++++ Records shown
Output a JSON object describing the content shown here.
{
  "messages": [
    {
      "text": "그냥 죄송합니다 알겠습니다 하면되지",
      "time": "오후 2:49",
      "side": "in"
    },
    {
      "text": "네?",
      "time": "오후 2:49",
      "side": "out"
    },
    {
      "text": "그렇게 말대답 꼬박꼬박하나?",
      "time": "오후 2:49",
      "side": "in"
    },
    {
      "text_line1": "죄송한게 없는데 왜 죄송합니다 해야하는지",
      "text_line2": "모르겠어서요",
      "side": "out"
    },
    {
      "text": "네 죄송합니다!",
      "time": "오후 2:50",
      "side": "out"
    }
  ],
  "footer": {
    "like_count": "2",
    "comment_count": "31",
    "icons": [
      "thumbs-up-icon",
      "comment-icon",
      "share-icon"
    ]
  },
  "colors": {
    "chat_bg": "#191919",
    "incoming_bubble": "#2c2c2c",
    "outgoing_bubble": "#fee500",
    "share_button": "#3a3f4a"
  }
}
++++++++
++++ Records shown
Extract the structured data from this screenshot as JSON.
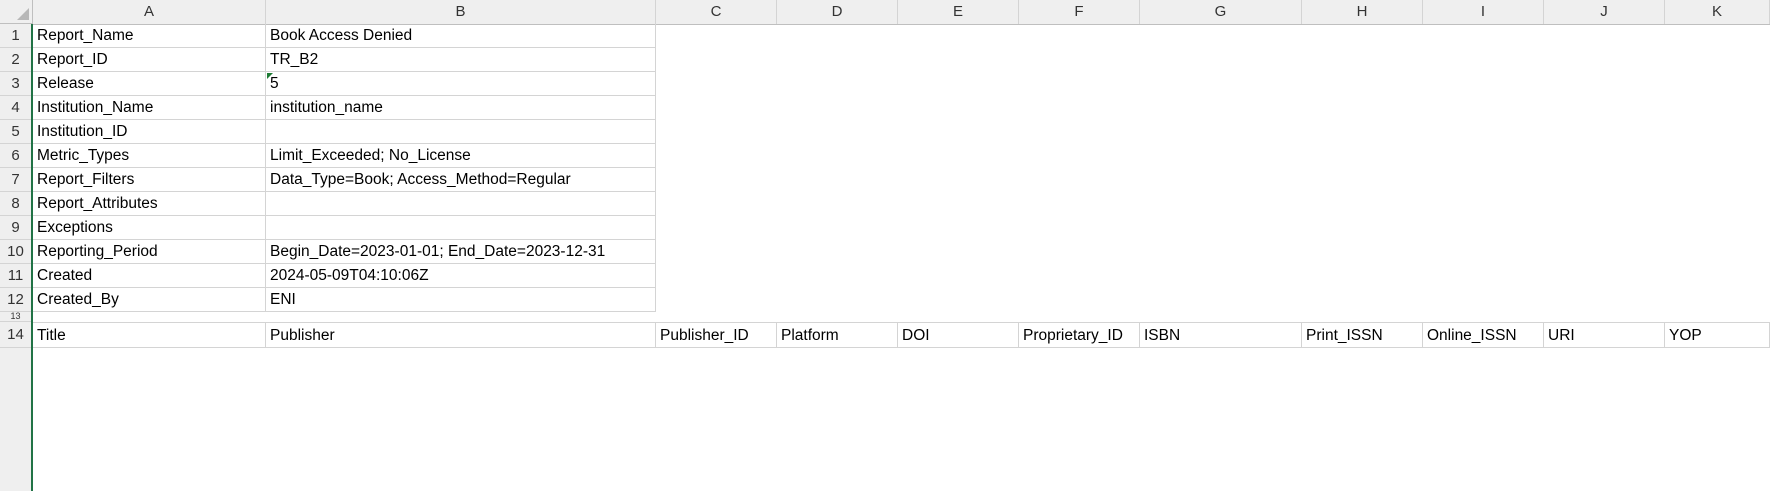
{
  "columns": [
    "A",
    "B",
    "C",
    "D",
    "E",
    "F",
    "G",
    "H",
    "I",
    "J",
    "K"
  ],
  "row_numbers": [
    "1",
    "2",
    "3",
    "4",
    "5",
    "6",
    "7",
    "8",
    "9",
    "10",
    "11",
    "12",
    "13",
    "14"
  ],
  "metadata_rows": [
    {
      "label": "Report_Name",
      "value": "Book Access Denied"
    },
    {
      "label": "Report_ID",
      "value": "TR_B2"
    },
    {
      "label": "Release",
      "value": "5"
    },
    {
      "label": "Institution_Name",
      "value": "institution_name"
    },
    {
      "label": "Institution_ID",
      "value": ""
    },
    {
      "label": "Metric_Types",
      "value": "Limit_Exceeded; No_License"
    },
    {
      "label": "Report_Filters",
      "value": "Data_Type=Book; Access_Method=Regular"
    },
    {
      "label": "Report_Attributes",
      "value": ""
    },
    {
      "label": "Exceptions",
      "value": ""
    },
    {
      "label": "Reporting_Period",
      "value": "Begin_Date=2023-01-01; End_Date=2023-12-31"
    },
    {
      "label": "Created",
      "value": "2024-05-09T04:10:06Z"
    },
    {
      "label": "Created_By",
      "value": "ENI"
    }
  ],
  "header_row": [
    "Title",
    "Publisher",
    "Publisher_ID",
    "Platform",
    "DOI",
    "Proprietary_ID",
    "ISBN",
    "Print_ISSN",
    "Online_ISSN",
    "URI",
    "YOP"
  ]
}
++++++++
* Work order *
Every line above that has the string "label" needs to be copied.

* Expected answer *
      "label": "Report_Name",
      "label": "Report_ID",
      "label": "Release",
      "label": "Institution_Name",
      "label": "Institution_ID",
      "label": "Metric_Types",
      "label": "Report_Filters",
      "label": "Report_Attributes",
      "label": "Exceptions",
      "label": "Reporting_Period",
      "label": "Created",
      "label": "Created_By",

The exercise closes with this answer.